Venezuela's increasing weight in the world

Euromonitor found out, as Venezuelan newspaper El Universal reported, that our nation is one of the top 10 weightiest countries on Earth - hipwise, that is. Around 29.6% of Venezuelans are obese. The percentage of belt-challenging people among Mexicans is just a little bit higher, but just a bit. Guatemalans follow suit. Venezuelans are really putting up on more than one front.

This is making the country even more inefficient and it is becoming an extra burden for our health costs. Unlike what the regime says, this does not have to do with improved diets and more food for the poor. It is a complex issue but it has a lot to do with more fast food because of lack of time, a more difficult environment in which to do some exercise and the loss of culinary traditions. It also has to do with an education system that is not delivering on practical education about health issues.

I don't think a president - or a future prime minister when we have one - should be talking about people's body weight as Hugo did. That is not her business. I do think the education and the health ministries can do something about this issue. The basic thing is to inform people.

Some things we need to do are fairly standard procedures already in Europe and the USA:

  • teaching children at school about food values in a fun way (I actually got some information about the food pyramid and some other basic points when I was about 11 or 12 years old, but I know most Venezuelan schooling is rote-learning)
  • forcing food providers to label the calories and ingredients of their products
  • expanding on green areas where people - grownups - can bike and walk (right now there are few places to do that and there are hardly any in particularly poor areas, which look more like war zones after sunset
Venezuela's government needs to work in particular on improving security, which has deteriorated dramatically in the last eleven years. Security is affecting all the rest. The government should introduce fast lanes for buses as in Europe. This is an idea the opposition government in Miranda was trying to implement in their area, but the regime opposed, even if people supported the plan, just because it was the opposition's idea.

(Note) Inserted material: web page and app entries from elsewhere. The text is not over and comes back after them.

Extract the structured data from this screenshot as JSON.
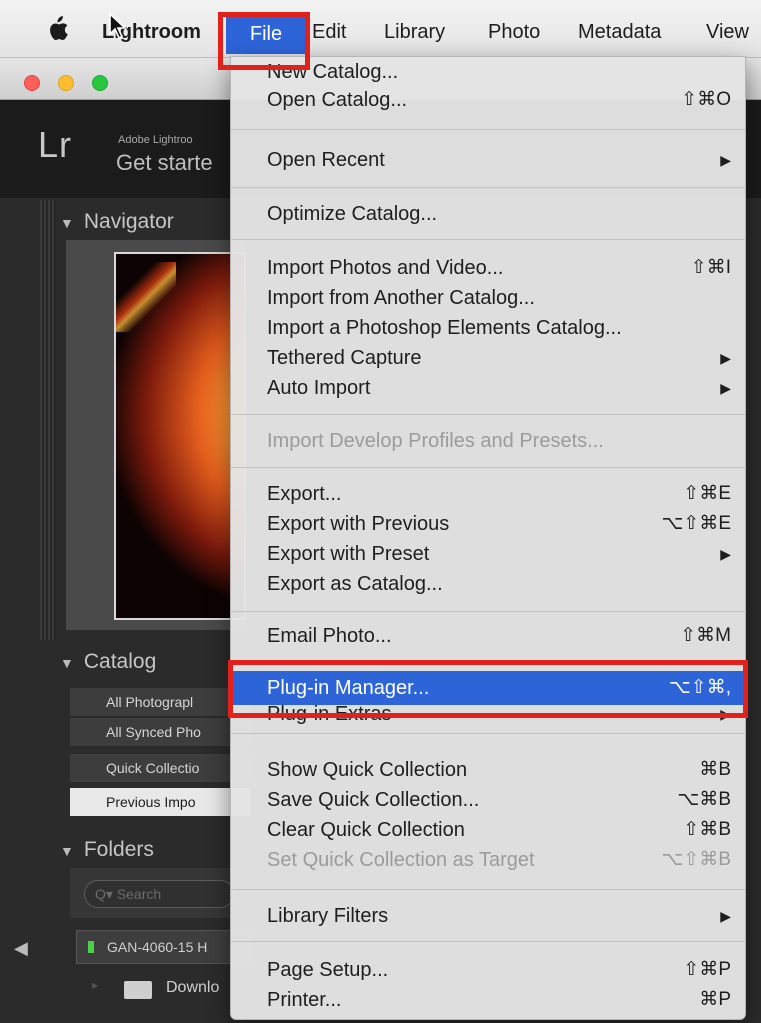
{
  "menubar": {
    "apple_icon": "apple-logo",
    "apple_glyph": "",
    "items": [
      "Lightroom",
      "File",
      "Edit",
      "Library",
      "Photo",
      "Metadata",
      "View"
    ]
  },
  "lightroom": {
    "logo": "Lr",
    "brand": "Adobe Lightroo",
    "tagline": "Get starte",
    "panels": {
      "navigator": "Navigator",
      "catalog": "Catalog",
      "folders": "Folders"
    },
    "catalog_items": [
      "All Photograpl",
      "All Synced Pho",
      "Quick Collectio",
      "Previous Impo"
    ],
    "folders": {
      "search_placeholder": "Q▾ Search",
      "volume": "GAN-4060-15 H",
      "folder": "Downlo"
    },
    "glyphs": {
      "disclosure": "▼",
      "collapse": "◀",
      "folder_arrow": "▸"
    }
  },
  "file_menu": {
    "items": [
      {
        "label": "New Catalog...",
        "shortcut": ""
      },
      {
        "label": "Open Catalog...",
        "shortcut": "⇧⌘O"
      },
      {
        "label": "Open Recent",
        "submenu": true
      },
      {
        "label": "Optimize Catalog...",
        "shortcut": ""
      },
      {
        "label": "Import Photos and Video...",
        "shortcut": "⇧⌘I"
      },
      {
        "label": "Import from Another Catalog...",
        "shortcut": ""
      },
      {
        "label": "Import a Photoshop Elements Catalog...",
        "shortcut": ""
      },
      {
        "label": "Tethered Capture",
        "submenu": true
      },
      {
        "label": "Auto Import",
        "submenu": true
      },
      {
        "label": "Import Develop Profiles and Presets...",
        "disabled": true
      },
      {
        "label": "Export...",
        "shortcut": "⇧⌘E"
      },
      {
        "label": "Export with Previous",
        "shortcut": "⌥⇧⌘E"
      },
      {
        "label": "Export with Preset",
        "submenu": true
      },
      {
        "label": "Export as Catalog...",
        "shortcut": ""
      },
      {
        "label": "Email Photo...",
        "shortcut": "⇧⌘M"
      },
      {
        "label": "Plug-in Manager...",
        "shortcut": "⌥⇧⌘,",
        "highlighted": true
      },
      {
        "label": "Plug-in Extras",
        "submenu": true
      },
      {
        "label": "Show Quick Collection",
        "shortcut": "⌘B"
      },
      {
        "label": "Save Quick Collection...",
        "shortcut": "⌥⌘B"
      },
      {
        "label": "Clear Quick Collection",
        "shortcut": "⇧⌘B"
      },
      {
        "label": "Set Quick Collection as Target",
        "shortcut": "⌥⇧⌘B",
        "disabled": true
      },
      {
        "label": "Library Filters",
        "submenu": true
      },
      {
        "label": "Page Setup...",
        "shortcut": "⇧⌘P"
      },
      {
        "label": "Printer...",
        "shortcut": "⌘P"
      }
    ],
    "submenu_arrow": "▶"
  },
  "colors": {
    "menu_highlight": "#2d64d8",
    "annotation_red": "#e2211c"
  }
}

Potamito was not a Venezuelan

Obesity is like a contagious disease, it spreads and spreads faster all the time. Last time I was in Venezuela with my family I was looking at some old pictures of my parents, aunts and uncles. There were some where they were all on the beach. A cousin of mine made this comment: "cónchale, they all looked so fit and we at the same age now look like real Potamitos". It was so very true!

Take a relative of mine: he spends hours and hours on the horrible jams of Venezuela (NY traffic? that is peanuts). He arrives very late at night. He lives in a working class area. When I was a child I used to walk with my parents in the evening along those streets. Last time I did it some years ago, just in the early afternoon, a gang wanted to rob me. I was just lucky they did not have a gun. My relative could only do sports at home or at a gym, which is an expensive, very time-demanding endeavor in Venezuela. He can also use part of the weekend, but that is not enough, specially if you need to build up a habit and again, sunset limits the time he can be walking outside.

So: security will have to play a big role in improving health in Venezuela even in this context.